The EPA’s toxic mega-spill of millions of gallons of heavy metal-laden wastewater into Colorado’s Animas River is not EPA Chief Gina McCarthy’s (shown) only problem; a congressional committee has sent her a letter posing the possibility of charging her with “criminal liability” for making “false and misleading” statements during her testimony at a committee hearing on July 9.
A key issue of the hearing, which was entitled "Examining EPA's Regulatory Overreach," was the U.S. Environmental Protection Agency's use of “secret science” to further its ever-expansive, intrusive, oppressive, and enormously expensive regulatory agenda. EPA critics have been charging for some time that the agency has been basing many of its most outrageous claims and grabs for power upon supposed “scientific studies” and data that are not available for public examination, or even for members of Congress to evaluate.
In a letter dated August 11, Representative Lamar Smith (R-Texas), chairman of the House Committee on Science, Space and Technology, and 12 other committee members told President Obama's EPA administrator: “The Committee has found several instances where your responses to questions posed by Members were false and misleading. Prior to further investigative action by the Committee, we want to invite you to reflect on your testimony and provide further details. Should it be necessary to clarify or amend your testimony, then we request you do so as quickly as possible.”
“One of the main topics at the July 9 hearing,” the committee letter continued, “was the transparency of EPA's regulatory agenda. Many of the Members asked questions regarding EPA's use of secret science and the access that Congress and the American people have to the data that justifies the agency's rulemakings. Ensuring that all of the data on which EPA relies for its rulemaking is publically available is an important goal of this Committee.”
A major focal point of the hearing was the EPA’s claim to authority to set standards and regulations for “Waters of the United States” (WOTUS), a huge federal usurpation of state and local authority, as well as a dangerous attack on private property rights. (See "EPA Water Police Coming to Your Farm, Business — and Back Yard").
During McCarthy’s testimony, Committee Vice Chairman Frank Lucas (R-Okla.) asked her if the science studies used to justify the agency’s WOTUS rules had been made publicly available. She affirmed that they had been. But the committee found otherwise.
The committee letter states that “EPA's [WOTUS] determination … does not rely on peer reviewed science nor on publically available Scientific Advisory Board (SAB) determinations. Clearly, EPA's determination relies upon some other analysis that is not public in the docket.”

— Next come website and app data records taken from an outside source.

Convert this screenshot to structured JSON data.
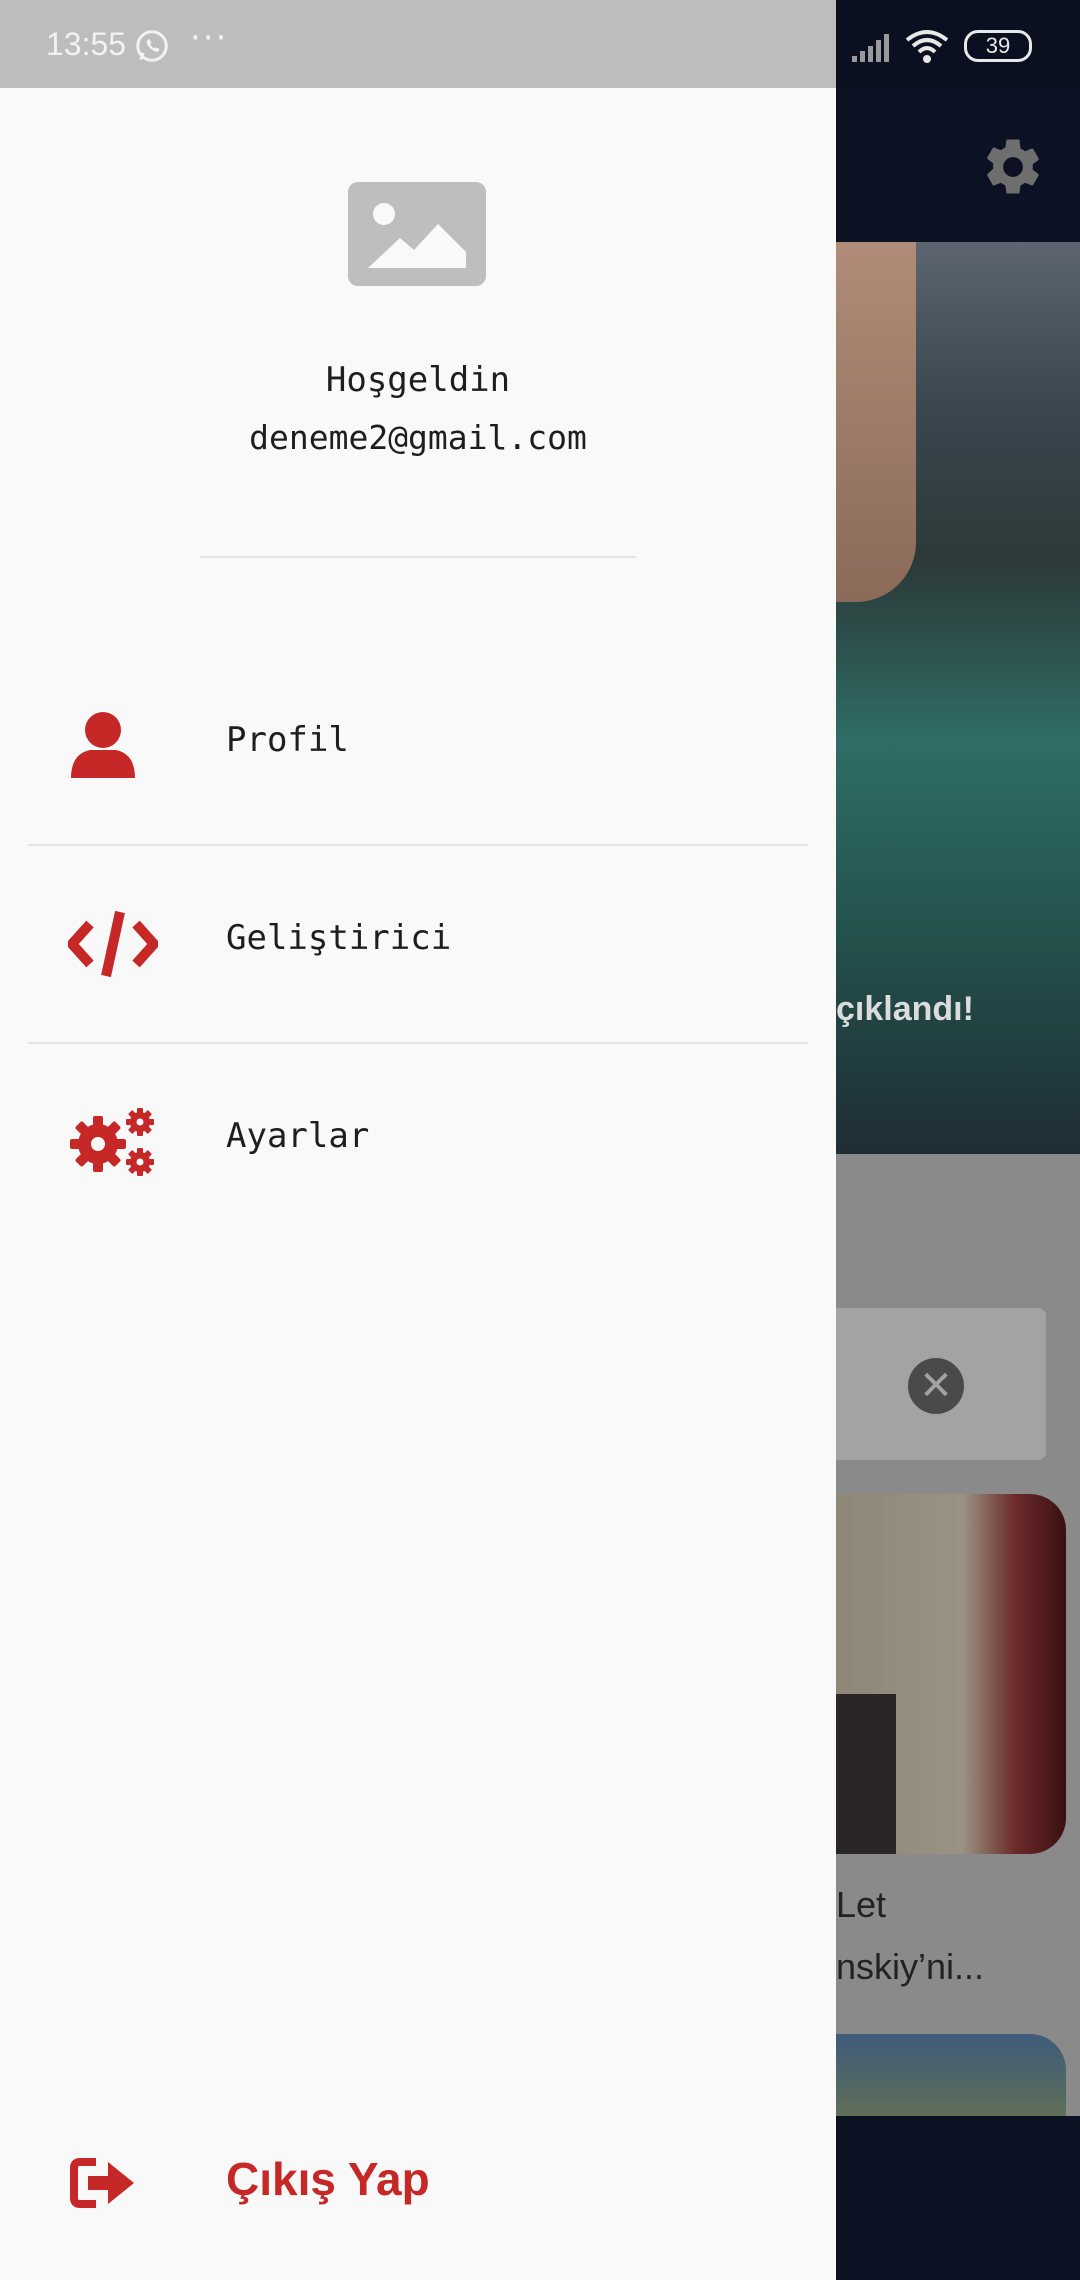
{
  "status_bar": {
    "time": "13:55",
    "more": "···",
    "battery": "39"
  },
  "drawer": {
    "greeting": "Hoşgeldin",
    "email": "deneme2@gmail.com",
    "items": [
      {
        "label": "Profil",
        "icon": "user-icon"
      },
      {
        "label": "Geliştirici",
        "icon": "code-icon"
      },
      {
        "label": "Ayarlar",
        "icon": "gears-icon"
      }
    ],
    "logout": {
      "label": "Çıkış Yap",
      "icon": "sign-out-icon"
    },
    "accent_color": "#c62828"
  },
  "background": {
    "hero_title": "çıklandı!",
    "close": "✕",
    "headline_line1": "Let",
    "headline_line2": "nskiy’ni..."
  }
}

Moreover, the committee letter continues, EPA’s WOTUS rule conflicts with the science findings of the U.S. Army Corps of Engineers. “EPA has not provided any scientific or legal justification for the figures outlined in Mr. Lucas' questioning,” the committee charged. It noted further, “In an April 24, 2015, memorandum, the Corps asserts that EPA provided no scientific basis for the 4,000 foot limit listed in the final rule. Moreover, the Corps states very clearly that its belief is that the number is entirely arbitrary.”
Then the committee notes:
Your statement that the information and data requested in Mr. Lucas' question was publically available in the EPA docket was false and misleading. Based on the Corps' memorandum, it is apparent that the figures outlined in EPA's filial WOTUS rule were completely arbitrary and not based on any science. These numbers are neither mentioned in the Connectivity Report nor in the SAB documents. In fact, EPA never had any scientific justification for these figures, so it could not provide them in the docket for the public to review nor could it provide them to the Corps, the co-agency charged with promulgating the WOTUS rule. The lack of scientific justification and lack of appropriate collaboration with the Corps on the final rule calls into question the legality of this rule. Moreover, the public never had an opportunity to provide comment on the validity of these distances in the proposed rule as they appeared only in the final rule.
The letter also takes McCarthy to task for alleged false and misleading statements during the hearing on matters regarding the EPA’s draconian background ozone regulations in its proposed National Ambient Air Quality Standards (NAAQS).
The letter reminds Administrator McCarthy that her “false and misleading” statements may be considered a criminal matter. It states:
Providing false or misleading testimony to Congress is a serious matter. Witnesses who purposely give false or misleading testimony during a congressional hearing may be subject to criminal liability under Section 1001 of Title 18 of the U.S. Code, which prohibits "knowingly and willfully" making materially false statements to Congress. With that in mind, we write to request that you correct the record and to implore you to be truthful with the American public about matters related to EPA's regulatory agenda going forward.
In addition to Chairman Smith and Vice Chairman Lucas, the members who wrote and signed the letter to McCarthy include Representatives Ralph Lee Abraham (R-La.), Randy Hultgren (R-Ill.), Bill Posey (R-Fla.), Jim Bridenstine (R-Okla.), Randy Weber (R-Texas), Bill Johnson (R-Ohio), John Moolenaar (R-Mich.), Steve Knight (R-Calif.), Bruce Westerman (R-Ark.), Gary Palmer (R-Ala.), and Barry Loudermilk (R-Ga.).